Please use this identifier to cite or link to this item:
Expression of SIX3, ZFP161 and ALK Genes in the Brain and Kidneys of3H1 Br Mutant Mice
|uhm_ms_3747_uh.pdf||Version for UH users||1.89 MB||Adobe PDF||View/Open|
|uhm_ms_3747_r.pdf||Version for non-UH users. Copying/Printing is not permitted||1.89 MB||Adobe PDF||View/Open|
|Title:||Expression of SIX3, ZFP161 and ALK Genes in the Brain and Kidneys of3H1 Br Mutant Mice|
|Issue Date:||Dec 2002|
|Publisher:||University of Hawaii at Manoa|
|Abstract:||A newly identified mouse mutation, called Br, displays heritable phenotypic features of frontonasal dysplasia (FND) and multic0ystic renal hypodysplasia (MRHD). The Br mutation is mapped to distal murine chromosome 17, but the causative gene remains unknown. The objective of this project was to analyze expression of three positional candidate genes, Six3, Zfp161 and ALK, in their target tissues. Two of these genes, Six3 and the putative mouse TGIF homologue, Zfp161, are candidates for the neurodevelopmental disorder, holoprosencephaly (HPE). Previous reports indicate a possible pathogenic relationship between HPE and FND, implicating HPE candidate genes in development of FND. The third gene of interest, ALK, is a neural developmental gene, also involved in renal morphogenesis. Embryos were collected on gestational day (GD) 18, and brain and kidney tissues were extracted. RT-PCR experiments were performed and expression was visualized with ethidium bromide staining. All three genes were found to be expressed in all examined tissues. Expression of the Six3 gene in the kidney was not previously described in the literature. This implies a novel role of Six3 in the renal development. Detailed mutational analysis of identified Six3 expression will be useful for evaluating its role in Br mutation.|

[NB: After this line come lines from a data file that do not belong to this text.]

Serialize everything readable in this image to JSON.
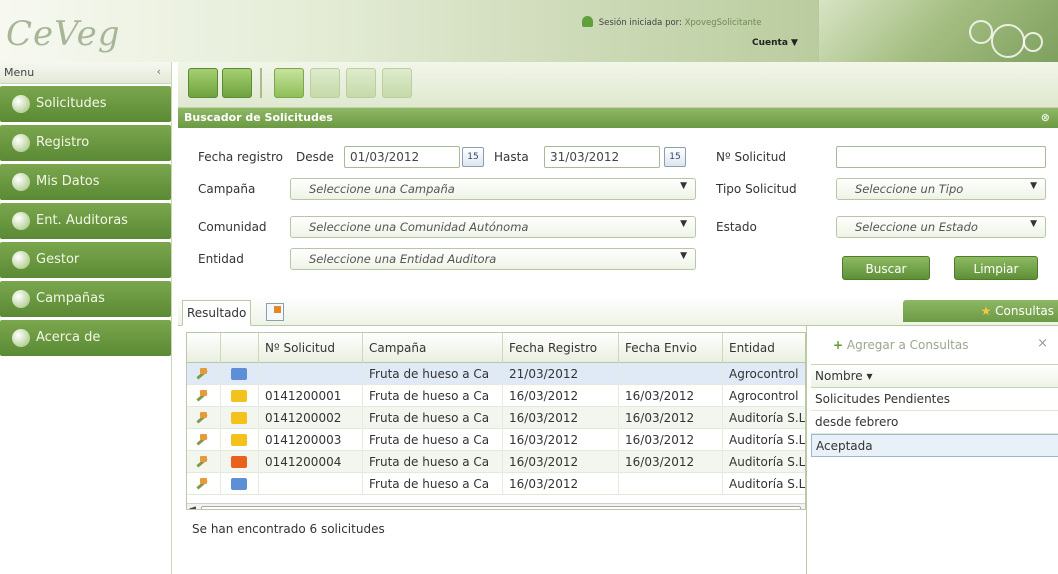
{
  "app": {
    "logo_text": "CeVeg",
    "session_label": "Sesión iniciada por:",
    "session_user": "XpovegSolicitante",
    "account_label": "Cuenta ▼"
  },
  "sidebar": {
    "title": "Menu",
    "collapse": "‹",
    "items": [
      {
        "label": "Solicitudes"
      },
      {
        "label": "Registro"
      },
      {
        "label": "Mis Datos"
      },
      {
        "label": "Ent. Auditoras"
      },
      {
        "label": "Gestor"
      },
      {
        "label": "Campañas"
      },
      {
        "label": "Acerca de"
      }
    ]
  },
  "search": {
    "title": "Buscador de Solicitudes",
    "collapse": "⊗",
    "fecha_registro_label": "Fecha registro",
    "desde_label": "Desde",
    "desde_value": "01/03/2012",
    "hasta_label": "Hasta",
    "hasta_value": "31/03/2012",
    "cal_label": "15",
    "campana_label": "Campaña",
    "campana_placeholder": "Seleccione una Campaña",
    "comunidad_label": "Comunidad",
    "comunidad_placeholder": "Seleccione una Comunidad Autónoma",
    "entidad_label": "Entidad",
    "entidad_placeholder": "Seleccione una Entidad Auditora",
    "nsolicitud_label": "Nº Solicitud",
    "nsolicitud_value": "",
    "tipo_label": "Tipo Solicitud",
    "tipo_placeholder": "Seleccione un Tipo",
    "estado_label": "Estado",
    "estado_placeholder": "Seleccione un Estado",
    "buscar_label": "Buscar",
    "limpiar_label": "Limpiar"
  },
  "results": {
    "tab_label": "Resultado",
    "consultas_tab_label": "Consultas",
    "columns": [
      "Nº Solicitud",
      "Campaña",
      "Fecha Registro",
      "Fecha Envio",
      "Entidad"
    ],
    "rows": [
      {
        "numero": "",
        "campana": "Fruta de hueso a Ca",
        "fecha_registro": "21/03/2012",
        "fecha_envio": "",
        "entidad": "Agrocontrol",
        "folder_color": "#5c8fd6"
      },
      {
        "numero": "0141200001",
        "campana": "Fruta de hueso a Ca",
        "fecha_registro": "16/03/2012",
        "fecha_envio": "16/03/2012",
        "entidad": "Agrocontrol",
        "folder_color": "#f4c21c"
      },
      {
        "numero": "0141200002",
        "campana": "Fruta de hueso a Ca",
        "fecha_registro": "16/03/2012",
        "fecha_envio": "16/03/2012",
        "entidad": "Auditoría S.L",
        "folder_color": "#f4c21c"
      },
      {
        "numero": "0141200003",
        "campana": "Fruta de hueso a Ca",
        "fecha_registro": "16/03/2012",
        "fecha_envio": "16/03/2012",
        "entidad": "Auditoría S.L",
        "folder_color": "#f4c21c"
      },
      {
        "numero": "0141200004",
        "campana": "Fruta de hueso a Ca",
        "fecha_registro": "16/03/2012",
        "fecha_envio": "16/03/2012",
        "entidad": "Auditoría S.L",
        "folder_color": "#e8621d"
      },
      {
        "numero": "",
        "campana": "Fruta de hueso a Ca",
        "fecha_registro": "16/03/2012",
        "fecha_envio": "",
        "entidad": "Auditoría S.L",
        "folder_color": "#5c8fd6"
      }
    ],
    "footer": "Se han encontrado 6 solicitudes",
    "scroll_left": "◄"
  },
  "consultas": {
    "add_label": "Agregar a Consultas",
    "close": "×",
    "header": "Nombre ▾",
    "items": [
      {
        "label": "Solicitudes Pendientes"
      },
      {
        "label": "desde febrero"
      },
      {
        "label": "Aceptada"
      }
    ]
  },
  "colors": {
    "accent_green": "#6c9a43",
    "header_green": "#a7bf86"
  }
}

|Description:||xiii, 56 leaves|
|Rights:||All UHM dissertations and theses are protected by copyright. They may be viewed from this source for any purpose, but reproduction or distribution in any format is prohibited without written permission from the copyright owner.|
|Appears in Collections:||M.S. - Biomedical Sciences (Cell & Molecular Biology)|

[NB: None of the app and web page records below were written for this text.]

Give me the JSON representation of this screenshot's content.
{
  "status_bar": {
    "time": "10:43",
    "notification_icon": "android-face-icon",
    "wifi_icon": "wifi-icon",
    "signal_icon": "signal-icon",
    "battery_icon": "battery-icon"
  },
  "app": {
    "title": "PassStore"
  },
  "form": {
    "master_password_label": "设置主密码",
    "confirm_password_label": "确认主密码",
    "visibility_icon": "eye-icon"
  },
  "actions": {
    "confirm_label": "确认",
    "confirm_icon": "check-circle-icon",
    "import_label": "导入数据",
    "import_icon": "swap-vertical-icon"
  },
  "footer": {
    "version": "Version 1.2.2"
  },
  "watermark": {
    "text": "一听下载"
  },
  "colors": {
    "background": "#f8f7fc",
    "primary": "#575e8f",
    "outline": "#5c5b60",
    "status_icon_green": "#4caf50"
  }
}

Please contact firstname.lastname@example.org if you need this content in an ADA compliant alternative format.
Items in ScholarSpace are protected by copyright, with all rights reserved, unless otherwise indicated.